Saturday, March 21, 2009

Q84 A1: Whether the soul knows bodies through the intellect?

Yes. Science is in the intellect because through the intellect the soul knows bodies by a knowledge which is immaterial, universal, and necessary.

Scientia est in intellectu quia anima per intellectum cognoscit corpora cognitione immateriali, universali et necessaria.

If, therefore, the intellect does not know bodies, it follows that there is no science of bodies; and thus perishes natural science, which treats of mobile bodies.

Si ergo intellectus non cognoscit corpora, sequitur quod nulla scientia sit de corporibus. Et sic peribit scientia naturalis, quae est de corpore mobili.

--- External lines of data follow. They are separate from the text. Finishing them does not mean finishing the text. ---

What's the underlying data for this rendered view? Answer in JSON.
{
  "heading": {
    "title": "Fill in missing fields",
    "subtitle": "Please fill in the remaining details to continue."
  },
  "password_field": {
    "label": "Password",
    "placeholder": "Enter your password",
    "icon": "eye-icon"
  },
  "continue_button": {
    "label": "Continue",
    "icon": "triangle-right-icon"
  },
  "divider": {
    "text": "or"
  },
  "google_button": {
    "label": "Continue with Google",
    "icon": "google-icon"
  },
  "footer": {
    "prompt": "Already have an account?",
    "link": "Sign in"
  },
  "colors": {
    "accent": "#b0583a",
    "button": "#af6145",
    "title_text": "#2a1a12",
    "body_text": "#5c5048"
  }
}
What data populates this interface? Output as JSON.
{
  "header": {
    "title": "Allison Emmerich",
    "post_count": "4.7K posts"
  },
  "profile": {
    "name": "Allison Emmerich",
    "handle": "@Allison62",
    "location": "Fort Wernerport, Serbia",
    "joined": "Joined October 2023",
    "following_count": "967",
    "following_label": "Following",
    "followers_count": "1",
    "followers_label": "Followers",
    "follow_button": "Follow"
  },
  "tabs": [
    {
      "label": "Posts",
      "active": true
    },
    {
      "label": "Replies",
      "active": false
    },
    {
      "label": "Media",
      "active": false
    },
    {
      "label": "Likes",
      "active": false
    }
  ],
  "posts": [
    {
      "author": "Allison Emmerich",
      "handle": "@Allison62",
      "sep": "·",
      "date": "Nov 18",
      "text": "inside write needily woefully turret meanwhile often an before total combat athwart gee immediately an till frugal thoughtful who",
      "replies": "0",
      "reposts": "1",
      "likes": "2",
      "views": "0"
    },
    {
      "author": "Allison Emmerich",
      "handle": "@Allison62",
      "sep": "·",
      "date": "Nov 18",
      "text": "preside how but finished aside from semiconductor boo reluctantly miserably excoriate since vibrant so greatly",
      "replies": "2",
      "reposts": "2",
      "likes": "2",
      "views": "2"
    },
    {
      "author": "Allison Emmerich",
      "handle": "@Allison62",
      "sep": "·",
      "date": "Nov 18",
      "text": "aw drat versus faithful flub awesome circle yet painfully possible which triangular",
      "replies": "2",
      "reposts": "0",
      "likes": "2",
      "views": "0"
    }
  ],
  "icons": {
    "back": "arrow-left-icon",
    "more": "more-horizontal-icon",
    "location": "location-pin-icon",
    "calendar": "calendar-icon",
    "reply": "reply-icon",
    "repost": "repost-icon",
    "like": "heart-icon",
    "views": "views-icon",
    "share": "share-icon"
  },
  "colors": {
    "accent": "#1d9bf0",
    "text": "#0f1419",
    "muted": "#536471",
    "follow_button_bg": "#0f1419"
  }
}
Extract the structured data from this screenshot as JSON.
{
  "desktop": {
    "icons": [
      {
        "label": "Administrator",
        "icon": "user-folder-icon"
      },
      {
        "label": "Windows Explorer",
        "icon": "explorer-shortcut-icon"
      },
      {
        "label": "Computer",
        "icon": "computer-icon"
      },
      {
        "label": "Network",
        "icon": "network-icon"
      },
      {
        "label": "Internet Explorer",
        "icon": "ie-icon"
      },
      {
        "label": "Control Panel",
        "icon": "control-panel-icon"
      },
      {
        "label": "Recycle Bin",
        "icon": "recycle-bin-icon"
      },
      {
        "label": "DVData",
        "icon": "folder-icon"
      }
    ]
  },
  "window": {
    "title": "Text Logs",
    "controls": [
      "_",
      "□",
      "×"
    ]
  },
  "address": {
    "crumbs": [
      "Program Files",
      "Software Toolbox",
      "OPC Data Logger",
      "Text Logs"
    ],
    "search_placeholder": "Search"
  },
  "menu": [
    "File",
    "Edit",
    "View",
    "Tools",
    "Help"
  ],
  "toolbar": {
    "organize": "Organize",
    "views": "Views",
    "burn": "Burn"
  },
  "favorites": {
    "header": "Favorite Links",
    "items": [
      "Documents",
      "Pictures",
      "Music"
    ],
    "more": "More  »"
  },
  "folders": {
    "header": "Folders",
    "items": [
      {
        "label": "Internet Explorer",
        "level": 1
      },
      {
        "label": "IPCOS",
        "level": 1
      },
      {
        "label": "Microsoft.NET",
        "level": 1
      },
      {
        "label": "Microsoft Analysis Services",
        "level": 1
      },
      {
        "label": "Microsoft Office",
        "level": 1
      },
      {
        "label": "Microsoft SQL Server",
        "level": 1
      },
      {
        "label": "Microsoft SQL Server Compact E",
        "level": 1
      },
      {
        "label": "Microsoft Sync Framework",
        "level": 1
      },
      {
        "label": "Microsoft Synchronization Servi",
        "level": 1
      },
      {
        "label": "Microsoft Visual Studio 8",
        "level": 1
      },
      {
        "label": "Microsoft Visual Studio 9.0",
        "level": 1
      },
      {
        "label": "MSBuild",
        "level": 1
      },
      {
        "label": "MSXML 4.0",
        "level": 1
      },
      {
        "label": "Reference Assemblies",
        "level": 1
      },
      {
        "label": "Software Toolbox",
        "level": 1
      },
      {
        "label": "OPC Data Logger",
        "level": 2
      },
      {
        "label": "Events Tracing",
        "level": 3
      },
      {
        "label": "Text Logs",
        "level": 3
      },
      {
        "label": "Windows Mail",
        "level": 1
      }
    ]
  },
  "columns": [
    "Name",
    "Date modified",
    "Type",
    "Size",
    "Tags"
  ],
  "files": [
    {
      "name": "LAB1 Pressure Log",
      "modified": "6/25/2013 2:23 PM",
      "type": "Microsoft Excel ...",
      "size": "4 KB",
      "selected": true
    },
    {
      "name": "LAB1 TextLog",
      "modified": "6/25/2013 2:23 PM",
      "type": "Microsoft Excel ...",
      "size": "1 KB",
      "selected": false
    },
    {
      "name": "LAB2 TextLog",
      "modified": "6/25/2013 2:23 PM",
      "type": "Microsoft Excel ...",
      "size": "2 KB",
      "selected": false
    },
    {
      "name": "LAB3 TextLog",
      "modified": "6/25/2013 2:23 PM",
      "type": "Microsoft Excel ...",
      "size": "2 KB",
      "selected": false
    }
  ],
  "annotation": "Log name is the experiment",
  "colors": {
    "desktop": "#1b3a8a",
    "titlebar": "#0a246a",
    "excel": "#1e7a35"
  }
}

Every movement presupposes something immovable: for when a change of quality occurs, the substance remains unmoved; and when there is a change of substantial form, matter remains unmoved. Moreover the various conditions of mutable things are themselves immovable; for instance, though Socrates be not always sitting, yet it is an immovable truth that whenever he does sit he remains in one place. For this reason there is nothing to hinder our having an immovable science of movable things.

Omnis motus supponit aliquid immobile, cum enim transmutatio fit secundum qualitatem, remanet substantia immobilis; et cum transmutatur forma substantialis, remanet materia immobilis. Rerum etiam mutabilium sunt immobiles habitudines, sicut Socrates etsi non semper sedeat, tamen immobiliter est verum quod, quandocumque sedet, in uno loco manet. Et propter hoc nihil prohibet de rebus mobilibus immobilem scientiam habere.

Even in sensible things it is to be observed that the form is otherwise in one sensible than in another: for instance, whiteness may be of great intensity in one, and of a less intensity in another: in one we find whiteness with sweetness, in another without sweetness.

Quia etiam in ipsis sensibilibus videmus quod forma alio modo est in uno sensibilium quam in altero, puta cum in uno est albedo intensior, in alio remissior, et in uno est albedo cum dulcedine, in alio sine dulcedine.

In the same way the sensible form is conditioned differently in the thing which is external to the soul, and in the senses which receive the forms of sensible things without receiving matter, such as the color of gold without receiving gold.

Et per hunc etiam modum forma sensibilis alio modo est in re quae est extra animam, et alio modo in sensu, qui suscipit formas sensibilium absque materia, sicut colorem auri sine auro.

So also the intellect, according to its own mode, receives under conditions of immateriality and immobility, the species of material and mobile bodies: for the received is in the receiver according to the mode of the receiver.

Et similiter intellectus species, corporum, quae sunt materiales et mobiles, recipit immaterialiter et immobiliter, secundum modum suum, nam receptum est in recipiente per modum recipientis.